By Brian Hedger
Special to MLB.com |
CHICAGO -- Marcus Stroman was better than his previous start, but better wasn't good enough to best White Sox ace Chris Sale in the series finale at U.S. Cellular Field.
After allowing seven runs to the Orioles in just 3 2/3 innings on June 19, Stroman yielded four runs in five innings against Chicago in the Blue Jays' 5-2 loss on Sunday. He struck out four, but also allowed seven hits, walked four and uncorked a wild pitch.
Stroman said adjustments made between starts were partially to blame for his control issues, but he felt like they helped overall. His slider had more bite and his fastball had more jump.
"I felt like I kept the ball on the ground, for the most part, besides maybe one or two pitches," said Stroman, who toted a 7.59 ERA into the game in his seven prior outings. "It felt like when they were beating me, it was on the ground in holes. I got a lot of groundouts, I was down in the zone [and] my velocity felt better. I'll just take the positive out of this and work. I definitely felt a lot better than last Saturday [in Baltimore]."
Stroman had no trouble in the first, retiring the side in order, but he began to unravel a bit in the next two frames. He needed help to get out of the second unscathed, after allowing two singles to start the inning, and then allowed two runs in the third on two hits, a walk, an error and a successful squeeze bunt that scored Tyler Saladino with the game's first run.
Adam Eaton laid down the bunt, one pitch after rolling his first attempt foul, but Stroman's throw home was off target.
"I felt like I was right on it and ready to go," Stroman said. "I just didn't execute when it came to fielding the ball and getting it to [Russell Martin] where he needed it to be. I completely took him away and didn't give him a chance to tag [Saladino]."

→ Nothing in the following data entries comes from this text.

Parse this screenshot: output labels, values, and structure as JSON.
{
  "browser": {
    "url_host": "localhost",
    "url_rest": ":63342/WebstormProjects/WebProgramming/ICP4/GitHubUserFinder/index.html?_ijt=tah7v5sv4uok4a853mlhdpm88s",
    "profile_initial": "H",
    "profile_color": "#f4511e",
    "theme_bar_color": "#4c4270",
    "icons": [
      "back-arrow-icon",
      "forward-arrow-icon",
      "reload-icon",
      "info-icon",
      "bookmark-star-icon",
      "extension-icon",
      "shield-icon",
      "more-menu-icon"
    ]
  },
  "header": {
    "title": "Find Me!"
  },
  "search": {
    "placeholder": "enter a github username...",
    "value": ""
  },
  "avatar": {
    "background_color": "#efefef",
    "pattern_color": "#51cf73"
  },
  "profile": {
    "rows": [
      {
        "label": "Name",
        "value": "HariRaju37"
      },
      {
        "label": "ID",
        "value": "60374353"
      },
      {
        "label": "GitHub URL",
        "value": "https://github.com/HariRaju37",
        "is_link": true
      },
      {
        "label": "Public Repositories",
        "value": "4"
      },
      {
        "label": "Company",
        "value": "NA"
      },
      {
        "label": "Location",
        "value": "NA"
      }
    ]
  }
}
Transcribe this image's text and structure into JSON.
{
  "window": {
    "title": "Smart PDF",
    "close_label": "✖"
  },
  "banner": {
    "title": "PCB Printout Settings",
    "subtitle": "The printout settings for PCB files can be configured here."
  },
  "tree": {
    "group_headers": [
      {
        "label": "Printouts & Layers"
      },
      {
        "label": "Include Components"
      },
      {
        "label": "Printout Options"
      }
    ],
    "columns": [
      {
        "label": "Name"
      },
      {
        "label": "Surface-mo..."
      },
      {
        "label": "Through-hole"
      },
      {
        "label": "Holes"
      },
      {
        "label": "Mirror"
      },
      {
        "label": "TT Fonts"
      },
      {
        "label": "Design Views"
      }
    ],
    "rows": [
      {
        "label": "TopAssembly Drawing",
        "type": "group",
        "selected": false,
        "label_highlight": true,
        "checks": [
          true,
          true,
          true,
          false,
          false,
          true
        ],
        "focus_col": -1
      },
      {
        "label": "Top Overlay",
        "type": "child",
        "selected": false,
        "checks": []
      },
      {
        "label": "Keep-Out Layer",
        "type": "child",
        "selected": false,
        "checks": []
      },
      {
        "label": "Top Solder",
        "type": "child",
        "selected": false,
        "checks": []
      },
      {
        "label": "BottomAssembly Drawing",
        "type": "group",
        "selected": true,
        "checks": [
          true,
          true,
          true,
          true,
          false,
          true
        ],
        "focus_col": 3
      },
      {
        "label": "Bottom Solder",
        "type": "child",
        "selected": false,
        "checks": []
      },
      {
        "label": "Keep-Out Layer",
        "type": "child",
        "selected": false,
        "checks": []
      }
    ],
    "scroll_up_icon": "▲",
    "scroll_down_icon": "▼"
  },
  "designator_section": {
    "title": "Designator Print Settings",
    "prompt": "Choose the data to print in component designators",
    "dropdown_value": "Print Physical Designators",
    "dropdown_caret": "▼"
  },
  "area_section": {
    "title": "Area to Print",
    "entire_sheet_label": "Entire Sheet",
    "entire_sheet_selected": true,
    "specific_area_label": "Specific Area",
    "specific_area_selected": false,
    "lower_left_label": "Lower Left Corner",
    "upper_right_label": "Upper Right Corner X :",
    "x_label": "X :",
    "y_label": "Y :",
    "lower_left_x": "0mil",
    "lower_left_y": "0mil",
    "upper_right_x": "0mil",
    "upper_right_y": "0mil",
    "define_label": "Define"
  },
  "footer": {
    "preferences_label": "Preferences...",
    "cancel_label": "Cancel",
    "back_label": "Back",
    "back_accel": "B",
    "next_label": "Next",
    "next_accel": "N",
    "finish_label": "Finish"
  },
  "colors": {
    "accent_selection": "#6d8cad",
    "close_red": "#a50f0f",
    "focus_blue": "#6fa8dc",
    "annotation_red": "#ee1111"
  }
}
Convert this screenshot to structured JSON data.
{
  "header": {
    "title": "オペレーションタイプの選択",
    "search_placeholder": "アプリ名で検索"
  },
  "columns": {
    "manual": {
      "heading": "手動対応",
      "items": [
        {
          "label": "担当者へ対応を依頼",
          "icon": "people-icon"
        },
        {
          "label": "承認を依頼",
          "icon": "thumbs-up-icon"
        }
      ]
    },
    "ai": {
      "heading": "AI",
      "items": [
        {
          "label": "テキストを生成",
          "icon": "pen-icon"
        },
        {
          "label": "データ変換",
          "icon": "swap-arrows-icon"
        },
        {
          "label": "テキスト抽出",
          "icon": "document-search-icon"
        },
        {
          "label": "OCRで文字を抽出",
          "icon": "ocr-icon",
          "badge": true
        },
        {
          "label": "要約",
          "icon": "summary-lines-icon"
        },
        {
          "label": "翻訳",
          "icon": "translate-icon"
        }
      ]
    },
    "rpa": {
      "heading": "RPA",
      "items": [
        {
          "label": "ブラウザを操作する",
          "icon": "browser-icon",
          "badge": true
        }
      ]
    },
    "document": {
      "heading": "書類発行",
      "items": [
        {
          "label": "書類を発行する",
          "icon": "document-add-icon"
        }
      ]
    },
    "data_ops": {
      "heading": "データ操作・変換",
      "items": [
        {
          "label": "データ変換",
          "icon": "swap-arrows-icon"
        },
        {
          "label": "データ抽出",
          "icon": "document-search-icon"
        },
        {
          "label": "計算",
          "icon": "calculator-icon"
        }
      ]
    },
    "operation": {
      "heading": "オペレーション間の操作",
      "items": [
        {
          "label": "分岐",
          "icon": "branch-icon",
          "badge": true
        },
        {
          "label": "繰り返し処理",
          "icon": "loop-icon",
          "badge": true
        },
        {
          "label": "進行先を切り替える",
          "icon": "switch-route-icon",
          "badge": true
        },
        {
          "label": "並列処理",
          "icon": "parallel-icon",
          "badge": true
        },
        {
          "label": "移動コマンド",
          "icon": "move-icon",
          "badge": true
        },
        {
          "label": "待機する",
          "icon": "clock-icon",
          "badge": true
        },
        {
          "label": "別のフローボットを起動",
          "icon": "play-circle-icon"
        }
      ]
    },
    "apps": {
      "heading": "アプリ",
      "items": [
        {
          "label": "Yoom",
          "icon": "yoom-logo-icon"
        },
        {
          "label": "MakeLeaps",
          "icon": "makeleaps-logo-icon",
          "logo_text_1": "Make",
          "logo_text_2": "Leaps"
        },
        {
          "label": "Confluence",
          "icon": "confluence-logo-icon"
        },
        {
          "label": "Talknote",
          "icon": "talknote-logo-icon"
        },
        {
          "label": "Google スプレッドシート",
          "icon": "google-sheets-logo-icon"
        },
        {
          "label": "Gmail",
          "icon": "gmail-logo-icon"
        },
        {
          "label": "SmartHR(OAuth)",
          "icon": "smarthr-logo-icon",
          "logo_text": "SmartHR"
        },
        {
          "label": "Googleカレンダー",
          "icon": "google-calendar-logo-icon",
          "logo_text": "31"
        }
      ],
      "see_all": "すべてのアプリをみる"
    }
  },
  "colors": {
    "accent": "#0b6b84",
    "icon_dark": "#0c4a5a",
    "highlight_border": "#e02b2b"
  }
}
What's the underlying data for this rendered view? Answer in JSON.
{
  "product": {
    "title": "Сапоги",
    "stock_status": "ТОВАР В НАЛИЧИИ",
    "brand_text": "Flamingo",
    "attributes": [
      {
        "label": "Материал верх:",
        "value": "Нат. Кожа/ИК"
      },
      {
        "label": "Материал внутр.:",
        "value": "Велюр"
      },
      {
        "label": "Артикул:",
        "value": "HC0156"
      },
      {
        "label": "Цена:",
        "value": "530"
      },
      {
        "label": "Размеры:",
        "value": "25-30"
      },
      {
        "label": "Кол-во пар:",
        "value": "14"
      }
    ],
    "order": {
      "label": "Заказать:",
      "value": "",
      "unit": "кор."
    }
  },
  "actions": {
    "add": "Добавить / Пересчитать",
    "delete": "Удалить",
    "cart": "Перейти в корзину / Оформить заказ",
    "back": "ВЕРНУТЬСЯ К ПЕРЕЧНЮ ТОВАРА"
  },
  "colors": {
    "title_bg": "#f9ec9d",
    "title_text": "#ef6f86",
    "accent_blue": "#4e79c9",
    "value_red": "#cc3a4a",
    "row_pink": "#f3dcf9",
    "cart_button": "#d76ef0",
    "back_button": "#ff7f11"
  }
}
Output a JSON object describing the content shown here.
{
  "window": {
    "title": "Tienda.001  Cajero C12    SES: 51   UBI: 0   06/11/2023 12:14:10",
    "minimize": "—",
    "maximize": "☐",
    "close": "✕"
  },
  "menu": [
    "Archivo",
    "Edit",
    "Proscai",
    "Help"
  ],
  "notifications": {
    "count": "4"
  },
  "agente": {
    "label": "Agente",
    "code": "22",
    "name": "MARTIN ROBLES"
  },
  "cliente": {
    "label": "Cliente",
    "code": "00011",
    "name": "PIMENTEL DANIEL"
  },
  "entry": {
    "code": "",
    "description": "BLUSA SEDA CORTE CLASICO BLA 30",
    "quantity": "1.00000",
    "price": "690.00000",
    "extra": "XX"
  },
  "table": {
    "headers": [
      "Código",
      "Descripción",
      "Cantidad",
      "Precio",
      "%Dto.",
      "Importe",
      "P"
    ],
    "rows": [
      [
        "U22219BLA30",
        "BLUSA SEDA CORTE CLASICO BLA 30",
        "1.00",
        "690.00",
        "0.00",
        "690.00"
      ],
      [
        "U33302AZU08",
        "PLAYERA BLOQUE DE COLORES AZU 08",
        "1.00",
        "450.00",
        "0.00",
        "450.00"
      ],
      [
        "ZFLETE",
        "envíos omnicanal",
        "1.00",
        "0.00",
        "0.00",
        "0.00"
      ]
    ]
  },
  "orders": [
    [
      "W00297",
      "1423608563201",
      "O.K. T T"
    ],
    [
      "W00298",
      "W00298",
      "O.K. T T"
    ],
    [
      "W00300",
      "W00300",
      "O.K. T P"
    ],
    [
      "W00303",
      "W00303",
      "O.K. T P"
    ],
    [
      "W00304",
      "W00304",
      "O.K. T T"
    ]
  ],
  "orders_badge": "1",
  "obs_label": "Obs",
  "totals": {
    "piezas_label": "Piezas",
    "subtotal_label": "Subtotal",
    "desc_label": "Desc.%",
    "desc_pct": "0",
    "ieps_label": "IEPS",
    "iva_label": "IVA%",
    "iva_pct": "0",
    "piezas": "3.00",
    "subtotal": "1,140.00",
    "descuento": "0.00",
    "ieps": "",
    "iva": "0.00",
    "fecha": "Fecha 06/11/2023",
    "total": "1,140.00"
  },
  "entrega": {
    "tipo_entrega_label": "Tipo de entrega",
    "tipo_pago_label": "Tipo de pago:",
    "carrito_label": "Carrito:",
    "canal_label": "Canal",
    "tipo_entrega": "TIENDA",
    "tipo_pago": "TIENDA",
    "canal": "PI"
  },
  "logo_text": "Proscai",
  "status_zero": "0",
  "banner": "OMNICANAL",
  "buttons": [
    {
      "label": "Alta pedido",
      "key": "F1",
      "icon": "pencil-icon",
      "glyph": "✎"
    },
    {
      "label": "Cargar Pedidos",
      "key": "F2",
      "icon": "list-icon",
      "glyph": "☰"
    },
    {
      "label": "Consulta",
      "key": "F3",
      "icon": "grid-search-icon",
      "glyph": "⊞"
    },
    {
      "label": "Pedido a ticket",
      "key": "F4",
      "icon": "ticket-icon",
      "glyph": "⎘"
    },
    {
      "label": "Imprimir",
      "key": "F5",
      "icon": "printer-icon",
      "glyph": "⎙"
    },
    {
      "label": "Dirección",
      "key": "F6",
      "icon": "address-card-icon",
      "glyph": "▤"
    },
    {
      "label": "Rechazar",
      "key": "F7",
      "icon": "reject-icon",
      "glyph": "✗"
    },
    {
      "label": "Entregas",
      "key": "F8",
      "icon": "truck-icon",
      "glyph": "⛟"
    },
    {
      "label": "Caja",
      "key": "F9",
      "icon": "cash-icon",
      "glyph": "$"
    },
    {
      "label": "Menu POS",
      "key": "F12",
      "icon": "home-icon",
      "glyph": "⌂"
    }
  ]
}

Two more walks plus two more hits, including a solo home run by rookie Tim Anderson, tacked two more runs onto Stroman's line in the fifth. It could've been more, but Stroman ended his day with strikeouts of Alex Avila and Brett Lawrie to mitigate the damage.
"I thought his fastball had a little more life to it," manager John Gibbons said. "That's what it looked like to me. Early on, he was getting more ground balls. That's a good sign from him. That's what he does. He got some big strikeouts to finish his five innings. He's probably going to tell you it's not what he wanted, but he drew a tough assignment today too [matched against Sale]. He almost had to be perfect."
Brian Hedger is a contributor to MLB.com based in Chicago. This story was not subject to the approval of Major League Baseball or its clubs.